- LIVE TV
Paris-based feminist group Femen, who are renowned for their topless protest stunts were at it again on Sunday, when they turned up at the Ukranian embassy in the French capital to give their own special message to the country’s president Viktor Yanukovych.
Five women from the group gathered in front of the Ukrainian embassy in the morning, bared their breasts and appeared to urinate on the photographs they placed on the sidewalk.
But it was not clear if they were actually urinating or simply passing liquid contained in hidden pouches.
The slogan “Yanukovych piss off!” was painted on their torsos. They then left and there were no arrests.
The protest came after policemen armed with truncheons broke up a 1,000-strong protest in Kiev on Saturday calling for Yanukovych’s resignation after he suspended work on a trade and partnership agreement with the European Union that had been years in the making.
Dozens were wounded in the crackdown and more than 30 protesters were detained.
Despite a ban on protests in the heart of the Ukrainian capital, tens of thousands gathered again on Sunday to call for early elections.
The EU deal would have opened borders to goods and set the stage for an easing of travel restrictions but Yanukovych reneged at the last moment, saying his country could not afford to sacrifice trade with Russia. Moscow was opposed to the agreement.
Inna Shevchenko, the head of the Femen movement in France, said: “We came to say to Europe that we need help.”
She slammed what she called the “dictatorship” of Yanukovych, who she said was “under the influence” of Russian leader Vladimir Putin
“This is not opinion of the nation,” she said, referring to the snubbing of the EU agreement. “The opinion of the nation is expressed by those people who were on the square and who are now in hospitals or in police stations.”

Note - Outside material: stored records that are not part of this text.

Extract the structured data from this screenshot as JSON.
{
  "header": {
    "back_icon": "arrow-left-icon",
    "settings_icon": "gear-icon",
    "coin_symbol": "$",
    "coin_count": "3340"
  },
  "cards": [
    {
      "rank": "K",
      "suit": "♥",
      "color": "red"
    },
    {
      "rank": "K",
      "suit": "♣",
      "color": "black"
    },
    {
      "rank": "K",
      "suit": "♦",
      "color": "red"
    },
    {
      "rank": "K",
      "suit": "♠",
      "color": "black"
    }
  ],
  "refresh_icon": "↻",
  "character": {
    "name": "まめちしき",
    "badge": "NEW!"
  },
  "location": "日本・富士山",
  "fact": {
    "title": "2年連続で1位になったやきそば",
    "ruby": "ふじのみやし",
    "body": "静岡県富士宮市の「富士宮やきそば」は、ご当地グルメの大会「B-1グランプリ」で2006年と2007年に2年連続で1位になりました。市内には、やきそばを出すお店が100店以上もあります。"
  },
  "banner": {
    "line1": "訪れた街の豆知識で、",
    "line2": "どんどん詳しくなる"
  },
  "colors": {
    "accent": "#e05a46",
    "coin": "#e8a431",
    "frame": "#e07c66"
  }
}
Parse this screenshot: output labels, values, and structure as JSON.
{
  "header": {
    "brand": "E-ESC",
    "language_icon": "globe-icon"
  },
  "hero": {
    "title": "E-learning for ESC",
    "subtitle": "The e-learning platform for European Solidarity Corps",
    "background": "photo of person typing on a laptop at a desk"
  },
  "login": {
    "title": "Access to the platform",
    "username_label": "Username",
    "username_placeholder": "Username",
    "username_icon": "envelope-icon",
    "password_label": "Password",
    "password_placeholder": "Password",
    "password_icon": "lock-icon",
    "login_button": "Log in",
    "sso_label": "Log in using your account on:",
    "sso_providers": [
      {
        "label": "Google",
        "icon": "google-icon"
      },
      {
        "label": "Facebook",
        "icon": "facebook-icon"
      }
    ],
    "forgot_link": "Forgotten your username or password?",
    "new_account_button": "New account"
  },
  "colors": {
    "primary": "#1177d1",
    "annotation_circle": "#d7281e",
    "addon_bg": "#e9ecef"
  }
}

Femen is a Ukrainian group whose members have drawn attention worldwide with nude stunts targeting a range of political and religious figures, including Italy’s Silvio Berlusconi and Putin.
– The Local